Specific mass finishing applications are developed through processing trials. Once defined, users should not deviate from the determined machine settings unless necessitated by work piece or process changes.
Rosler partners with clients to provide testing in our global Customer Experience Centers to demonstrate our capabilities on a specific work piece and to calibrate machine settings. Determining the exact machine settings requires considering and testing multiple factors.
The most common drive systems in mass finishing are vibratory. This refers to actual finishing machines such as rotary, tub, and linear continuous flow vibrators as well as auxiliary equipment like screening systems, vibratory conveyors, buffers, etc.
In all of these cases, the speed of the vibratory motor or the electric motor driving the imbalance unit(s) may have to be adjusted as well as the setting of the imbalance weights.

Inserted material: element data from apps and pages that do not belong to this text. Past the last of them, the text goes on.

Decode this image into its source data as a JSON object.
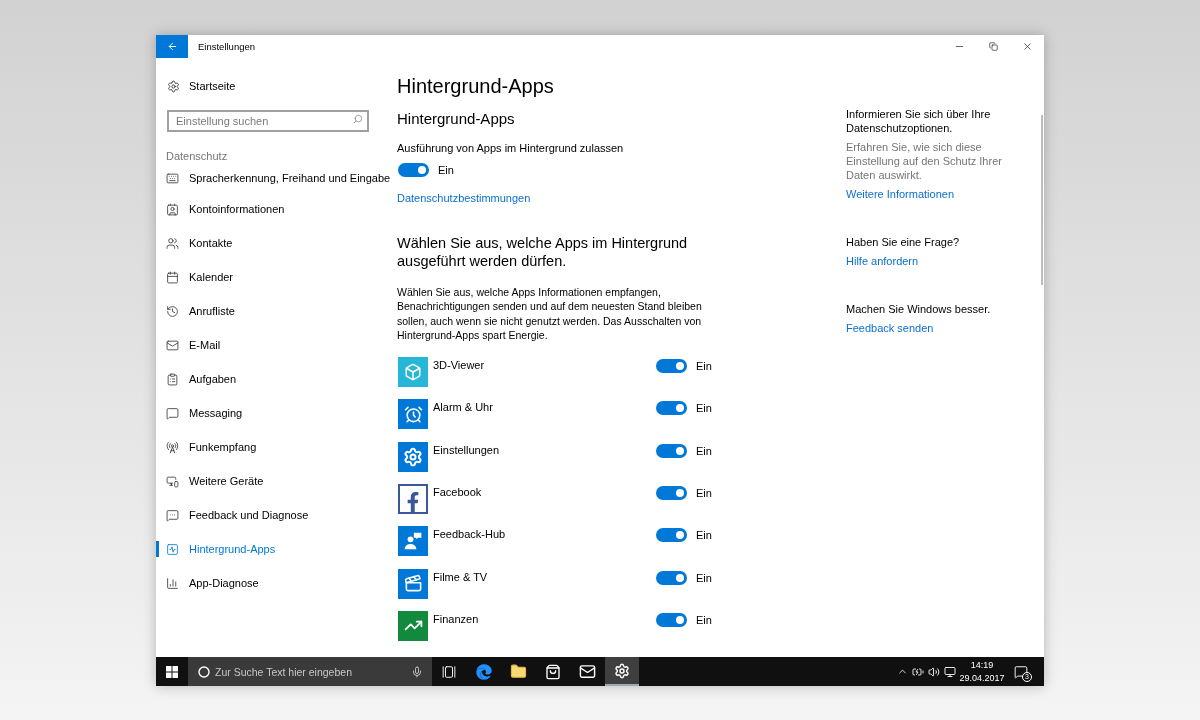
{
  "window": {
    "title": "Einstellungen"
  },
  "sidebar": {
    "home": "Startseite",
    "search": {
      "placeholder": "Einstellung suchen"
    },
    "section": "Datenschutz",
    "items": [
      {
        "label": "Spracherkennung, Freihand und Eingabe",
        "selected": false
      },
      {
        "label": "Kontoinformationen",
        "selected": false
      },
      {
        "label": "Kontakte",
        "selected": false
      },
      {
        "label": "Kalender",
        "selected": false
      },
      {
        "label": "Anrufliste",
        "selected": false
      },
      {
        "label": "E-Mail",
        "selected": false
      },
      {
        "label": "Aufgaben",
        "selected": false
      },
      {
        "label": "Messaging",
        "selected": false
      },
      {
        "label": "Funkempfang",
        "selected": false
      },
      {
        "label": "Weitere Geräte",
        "selected": false
      },
      {
        "label": "Feedback und Diagnose",
        "selected": false
      },
      {
        "label": "Hintergrund-Apps",
        "selected": true
      },
      {
        "label": "App-Diagnose",
        "selected": false
      }
    ]
  },
  "main": {
    "title": "Hintergrund-Apps",
    "section_title": "Hintergrund-Apps",
    "master_toggle": {
      "label": "Ausführung von Apps im Hintergrund zulassen",
      "on": true,
      "state_text": "Ein"
    },
    "privacy_link": "Datenschutzbestimmungen",
    "heading": "Wählen Sie aus, welche Apps im Hintergrund ausgeführt werden dürfen.",
    "description": "Wählen Sie aus, welche Apps Informationen empfangen, Benachrichtigungen senden und auf dem neuesten Stand bleiben sollen, auch wenn sie nicht genutzt werden. Das Ausschalten von Hintergrund-Apps spart Energie.",
    "apps": [
      {
        "name": "3D-Viewer",
        "on": true,
        "state_text": "Ein"
      },
      {
        "name": "Alarm & Uhr",
        "on": true,
        "state_text": "Ein"
      },
      {
        "name": "Einstellungen",
        "on": true,
        "state_text": "Ein"
      },
      {
        "name": "Facebook",
        "on": true,
        "state_text": "Ein"
      },
      {
        "name": "Feedback-Hub",
        "on": true,
        "state_text": "Ein"
      },
      {
        "name": "Filme & TV",
        "on": true,
        "state_text": "Ein"
      },
      {
        "name": "Finanzen",
        "on": true,
        "state_text": "Ein"
      }
    ]
  },
  "aside": {
    "sections": [
      {
        "title": "Informieren Sie sich über Ihre Datenschutzoptionen.",
        "text": "Erfahren Sie, wie sich diese Einstellung auf den Schutz Ihrer Daten auswirkt.",
        "link": "Weitere Informationen"
      },
      {
        "title": "Haben Sie eine Frage?",
        "link": "Hilfe anfordern"
      },
      {
        "title": "Machen Sie Windows besser.",
        "link": "Feedback senden"
      }
    ]
  },
  "taskbar": {
    "search": {
      "placeholder": "Zur Suche Text hier eingeben"
    },
    "pinned": [
      {
        "selected": false
      },
      {
        "selected": false
      },
      {
        "selected": false
      },
      {
        "selected": false
      },
      {
        "selected": true
      }
    ],
    "time": "14:19",
    "date": "29.04.2017",
    "notification_count": "3"
  }
}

Continue reading Mass Finishing Machine Settings Series, Part 2 – Determine Imbalance Weight Settings for Consistent Results
During more than 80 years in business, the Rosler team has gained extensive experience in shot blasting and mass finishing for a variety of industries.

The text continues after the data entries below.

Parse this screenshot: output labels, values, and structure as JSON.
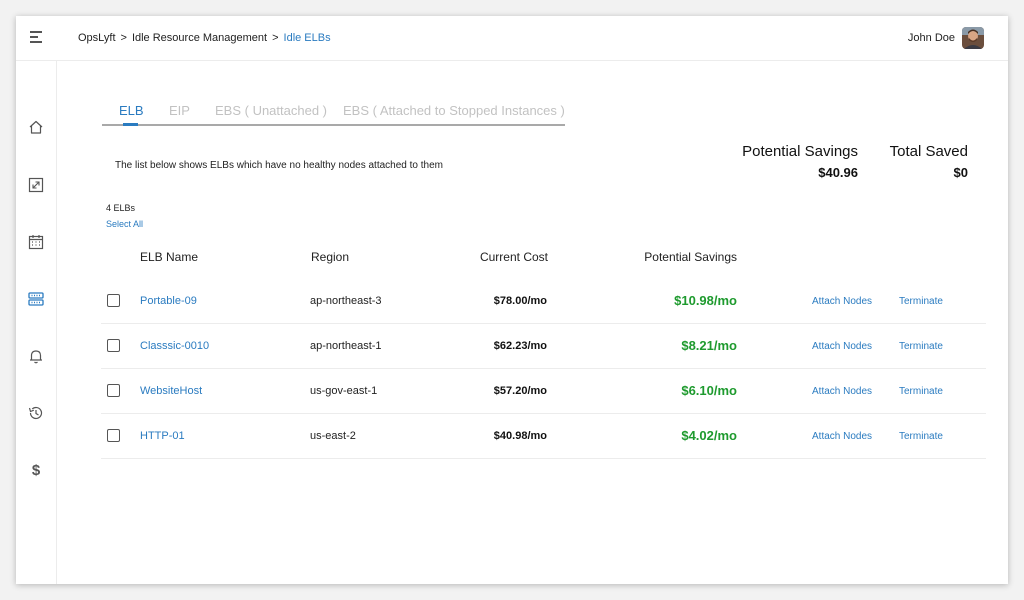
{
  "breadcrumb": {
    "items": [
      "OpsLyft",
      "Idle Resource Management"
    ],
    "separator": ">",
    "current": "Idle ELBs"
  },
  "user": {
    "name": "John Doe"
  },
  "sidebar": {
    "icons": [
      "home-icon",
      "resize-icon",
      "calendar-icon",
      "server-icon",
      "bell-icon",
      "history-icon",
      "dollar-icon"
    ],
    "active": "server-icon"
  },
  "tabs": [
    {
      "label": "ELB",
      "active": true
    },
    {
      "label": "EIP",
      "active": false
    },
    {
      "label": "EBS ( Unattached )",
      "active": false
    },
    {
      "label": "EBS ( Attached to Stopped Instances )",
      "active": false
    }
  ],
  "description": "The list below shows ELBs which have no healthy nodes attached to them",
  "summary": {
    "potential_savings_label": "Potential Savings",
    "potential_savings_value": "$40.96",
    "total_saved_label": "Total Saved",
    "total_saved_value": "$0"
  },
  "list": {
    "count": "4 ELBs",
    "select_all": "Select All"
  },
  "table": {
    "headers": [
      "ELB Name",
      "Region",
      "Current Cost",
      "Potential Savings"
    ],
    "rows": [
      {
        "name": "Portable-09",
        "region": "ap-northeast-3",
        "cost": "$78.00/mo",
        "savings": "$10.98/mo",
        "attach": "Attach Nodes",
        "terminate": "Terminate"
      },
      {
        "name": "Classsic-0010",
        "region": "ap-northeast-1",
        "cost": "$62.23/mo",
        "savings": "$8.21/mo",
        "attach": "Attach Nodes",
        "terminate": "Terminate"
      },
      {
        "name": "WebsiteHost",
        "region": "us-gov-east-1",
        "cost": "$57.20/mo",
        "savings": "$6.10/mo",
        "attach": "Attach Nodes",
        "terminate": "Terminate"
      },
      {
        "name": "HTTP-01",
        "region": "us-east-2",
        "cost": "$40.98/mo",
        "savings": "$4.02/mo",
        "attach": "Attach Nodes",
        "terminate": "Terminate"
      }
    ]
  },
  "colors": {
    "accent": "#2a7bc0",
    "savings": "#1e9a2e",
    "inactive_tab": "#c2c2c2"
  }
}
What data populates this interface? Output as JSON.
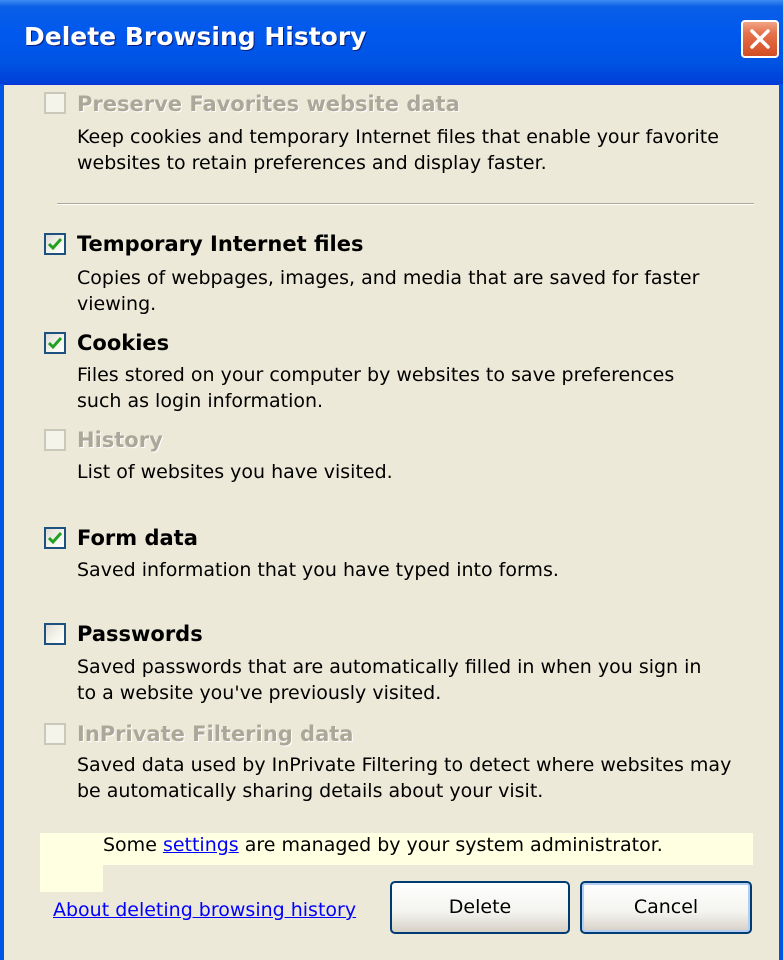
{
  "window": {
    "title": "Delete Browsing History"
  },
  "options": [
    {
      "label": "Preserve Favorites website data",
      "description": [
        "Keep cookies and temporary Internet files that enable your favorite",
        "websites to retain preferences and display faster."
      ],
      "checked": false,
      "enabled": false
    },
    {
      "label": "Temporary Internet files",
      "description": [
        "Copies of webpages, images, and media that are saved for faster",
        "viewing."
      ],
      "checked": true,
      "enabled": true
    },
    {
      "label": "Cookies",
      "description": [
        "Files stored on your computer by websites to save preferences",
        "such as login information."
      ],
      "checked": true,
      "enabled": true
    },
    {
      "label": "History",
      "description": [
        "List of websites you have visited."
      ],
      "checked": false,
      "enabled": false
    },
    {
      "label": "Form data",
      "description": [
        "Saved information that you have typed into forms."
      ],
      "checked": true,
      "enabled": true
    },
    {
      "label": "Passwords",
      "description": [
        "Saved passwords that are automatically filled in when you sign in",
        "to a website you've previously visited."
      ],
      "checked": false,
      "enabled": true
    },
    {
      "label": "InPrivate Filtering data",
      "description": [
        "Saved data used by InPrivate Filtering to detect where websites may",
        "be automatically sharing details about your visit."
      ],
      "checked": false,
      "enabled": false
    }
  ],
  "notice": {
    "prefix": "Some ",
    "link": "settings",
    "suffix": " are managed by your system administrator."
  },
  "footer": {
    "about_link": "About deleting browsing history",
    "delete_label": "Delete",
    "cancel_label": "Cancel"
  },
  "colors": {
    "titlebar": "#0054E3",
    "dialog_bg": "#ECE9D8",
    "close_button": "#D24E24",
    "notice_bg": "#FFFFE1",
    "link": "#0000FF",
    "disabled_text": "#ACA899"
  }
}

In addition to the machinery and consumables we provide, our Customer Experience Centers enable us to demonstrate Rosler’s expertise by processing your samples with settings and requirements tailored to your needs.
Sending your work pieces to one of our 11 test centers around the world is an important step in achieving the perfect surface finishing process.
Learn what to expect from Rosler’s Customer Experience Centers and get the most out of your partnership with Rosler from Sales Representative and Interim Product Manager of Turbine Blast Equipment Zack Murray and Mass Finishing Product Manager Michael Salyers.
What to Expect as a Customer
To achieve optimal processing results, we carry out sample processing step-by-step.
With an emphasis on finding a better way, our process includes:
Continue reading Customer Experience Centers Offer Free Surface Finishing Insight & Solutions
Even if the finishing media and compound/water are managed perfectly, without a well-functioning machine a mass finishing process is doomed to fail. Focusing on a few essentials will ensure that a mass finishing machine is performing as intended.
From machine settings to preventative maintenance and troubleshooting tips, Rosler has the experience and insight to keep mass finishing machines running efficiently.
The Right Machine Settings
The speed at which a machine is running is critical to the success of a finishing process.
If the machine is running too slow, the finishing results, deburring/edge radiusing, surface grinding, etc., might not be achieved at all or only after excessively long processing times.
If the machine is running too fast, the work pieces may be damaged by scratching, nicking, or bending. Excessive speeds will also cause the media to wear much faster without the benefit of shorter cycle times. Beyond speed, other machine settings must be taken into consideration based on the specific machine type.
Continue reading Mass Finishing Machine Settings Series, Part 1 – Improve Machine Function with Proactive and Responsive Observation, Calibration
While the optimization of mass finishing processes mostly focuses on the machinery utilized, Dörfler & Schmidt Präzisionsfinish GmbH (Dörfler & Schmidt) has shown that a simple shift such as using a different media can create significant process optimization.
By switching to a new, non-foaming plastic media from Rosler, the post-processor achieved improved process stability, productivity, and efficiency.
Meeting Varied Needs
Founded in 1998, Dörfler & Schmidt offers a wide range of surface finishing including deburring, edge radiusing, surface smoothing and polishing, creating matte and textured finishes, descaling, and cleaning.
The family-owned business located in Kammerstein, Bavaria, works with automotive, machinery building, electronics, medical engineering, jewelry, and a variety of consumer goods customers.
Continue reading Non-Foaming Plastic Media Optimizes Finishing Process